Hopkins wrote that in moving to Ireland he was at a "Third Remove" from his old life, but not "in all the removes [he] could get". The final sonnets of Hopkins' life detail his desperate and faltering belief in God.
At first, all Hopkins expresses is his anger at God for his situation, but the tone of the sonnets become slowly more questioning -- and eventually pleading. I cannot nearly communicate how incredibly fantastical these poems are, your only recourse is to read them; and thank me later. Hopkins captures impeccably the feeling of howling loneliness, of utter and total abandonment as one by one of all the things that keep his life tethered disappear. All his connections to reality slowly fall away, and to read the final sonnets before his death is to see the look of desperation in a dying man's eyes as he fruitlessly scrabbles at the cliff edge.
This is, of course, somewhat depressing as you might imagine; and not something I would recommend for light reading. If ever you want to know what poetry should be, however, Hopkins really is the place to start. It almost details the fall of a man, as you read each poem detail the gloriousness and true awesomeness of God (I'd recommend 'God's Grandeur' or 'The Windhover' for this stage) and see the true hopelessness as the poems decline in mood, and then decline further; and finally: stop.
Why do I choose to write about this now I hear you cry? Well, I am in Canada now, I am at a first remove. I'm not one for large groups of friends, I typically find a few select people I really care about and latch on to them like an irritating -- but loving -- barnacle. This is why I really don't like loss of connections. It is happening, now, not in great numbers nor in any way definitively but it is happening. I'm drifting apart from people that used to be major parts of my lives, people that at other times I genuinely could not imagine living apart from. It is true, certainly, that I am forming new connections constantly, and there are plenty of people here in Canada I find myself honestly attached to. You never really, truly, forget the people that formed stages of your life: how many of you can still remember some of your kindergarten friends? We grow into life, around the mould that other people imprint upon us. I don't like losing these connections, but I suppose I am. I don't like losing people, but I suppose I will.
There's not really any cause for me to moan about this. I'm worlds away, and it's a decision that I made. As well as this, making new connections all the time does blunt any accusations of loneliness I might field. Me losing people was always inevitable, and I was always aware of it as a consequence. I left Jersey, then I left England, and soon I'll leave Canada (too soon) and I don't suppose I thought that I was going to stay close to everyone I knew. That doesn't mean I have to like it though, and that it doesn't mean I'm not going to take advantage of your time, reader, to bitch about it. It just leaves me in a state of nostalgic depression, as if I were indoors by myself with a mug of hot chocolate, wistfully staring at the beating rain outside. Unfortunately it tends to snow here, so that option is out.

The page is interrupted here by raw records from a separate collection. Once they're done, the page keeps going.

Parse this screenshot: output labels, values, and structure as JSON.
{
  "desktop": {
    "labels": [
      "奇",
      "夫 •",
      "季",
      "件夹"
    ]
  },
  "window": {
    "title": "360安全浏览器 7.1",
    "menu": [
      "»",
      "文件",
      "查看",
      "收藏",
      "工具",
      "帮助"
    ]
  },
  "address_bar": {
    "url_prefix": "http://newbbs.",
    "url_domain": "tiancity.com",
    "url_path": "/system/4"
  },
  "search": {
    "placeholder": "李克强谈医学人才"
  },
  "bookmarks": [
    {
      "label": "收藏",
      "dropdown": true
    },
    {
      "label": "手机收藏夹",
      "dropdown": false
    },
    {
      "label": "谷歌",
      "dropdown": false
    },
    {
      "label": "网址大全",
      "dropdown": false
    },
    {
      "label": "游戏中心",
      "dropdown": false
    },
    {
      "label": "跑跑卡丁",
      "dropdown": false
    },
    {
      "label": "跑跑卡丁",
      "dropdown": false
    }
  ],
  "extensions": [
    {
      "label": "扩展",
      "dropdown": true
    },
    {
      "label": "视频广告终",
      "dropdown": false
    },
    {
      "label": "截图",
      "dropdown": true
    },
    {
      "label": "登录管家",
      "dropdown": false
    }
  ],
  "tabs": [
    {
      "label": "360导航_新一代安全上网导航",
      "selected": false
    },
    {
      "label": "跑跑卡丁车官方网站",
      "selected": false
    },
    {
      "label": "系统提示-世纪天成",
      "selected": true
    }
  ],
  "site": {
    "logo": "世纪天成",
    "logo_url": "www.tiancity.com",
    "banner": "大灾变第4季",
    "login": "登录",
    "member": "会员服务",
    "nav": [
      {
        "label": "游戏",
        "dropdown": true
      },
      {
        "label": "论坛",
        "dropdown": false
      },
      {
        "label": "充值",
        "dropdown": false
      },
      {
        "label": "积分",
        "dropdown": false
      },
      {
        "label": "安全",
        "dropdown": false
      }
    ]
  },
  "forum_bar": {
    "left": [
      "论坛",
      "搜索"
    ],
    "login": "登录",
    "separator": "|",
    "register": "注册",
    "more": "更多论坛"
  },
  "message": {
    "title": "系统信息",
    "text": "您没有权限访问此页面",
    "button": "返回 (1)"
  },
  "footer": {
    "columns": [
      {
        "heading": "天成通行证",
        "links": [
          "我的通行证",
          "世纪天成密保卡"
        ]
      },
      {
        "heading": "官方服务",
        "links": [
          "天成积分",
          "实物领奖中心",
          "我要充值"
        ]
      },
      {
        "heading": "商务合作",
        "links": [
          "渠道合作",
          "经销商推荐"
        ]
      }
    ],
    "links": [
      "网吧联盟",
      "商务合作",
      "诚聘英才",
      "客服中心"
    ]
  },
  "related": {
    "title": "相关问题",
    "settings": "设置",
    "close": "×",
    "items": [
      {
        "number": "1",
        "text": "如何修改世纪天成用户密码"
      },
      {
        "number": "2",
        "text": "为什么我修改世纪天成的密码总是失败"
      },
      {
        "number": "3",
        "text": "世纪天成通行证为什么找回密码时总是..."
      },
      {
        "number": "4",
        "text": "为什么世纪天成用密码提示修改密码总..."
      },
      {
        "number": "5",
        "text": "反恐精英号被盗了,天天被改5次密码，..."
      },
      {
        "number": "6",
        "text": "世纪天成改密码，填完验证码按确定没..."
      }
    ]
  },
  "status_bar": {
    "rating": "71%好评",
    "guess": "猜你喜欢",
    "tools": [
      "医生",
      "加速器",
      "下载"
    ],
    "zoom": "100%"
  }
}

Things will be better, I assume, when I get back to Warwick and get to talk to my old friends back there. I'll bet you, however, that around this time next year I'll be bemoaning all of my friends in Canada that I'm fading away from. That will be until I come back the year after, of course. Watch this space.
Christmas time, Chil'rens! I think a new theme will develop in these latest album recommendations. I suggest 'We Three Kings' by Reverend Horton Heat. Check out some of their other stuff too. Also: feel free to suggest bands for me, I don't want this to become a one sided relationship.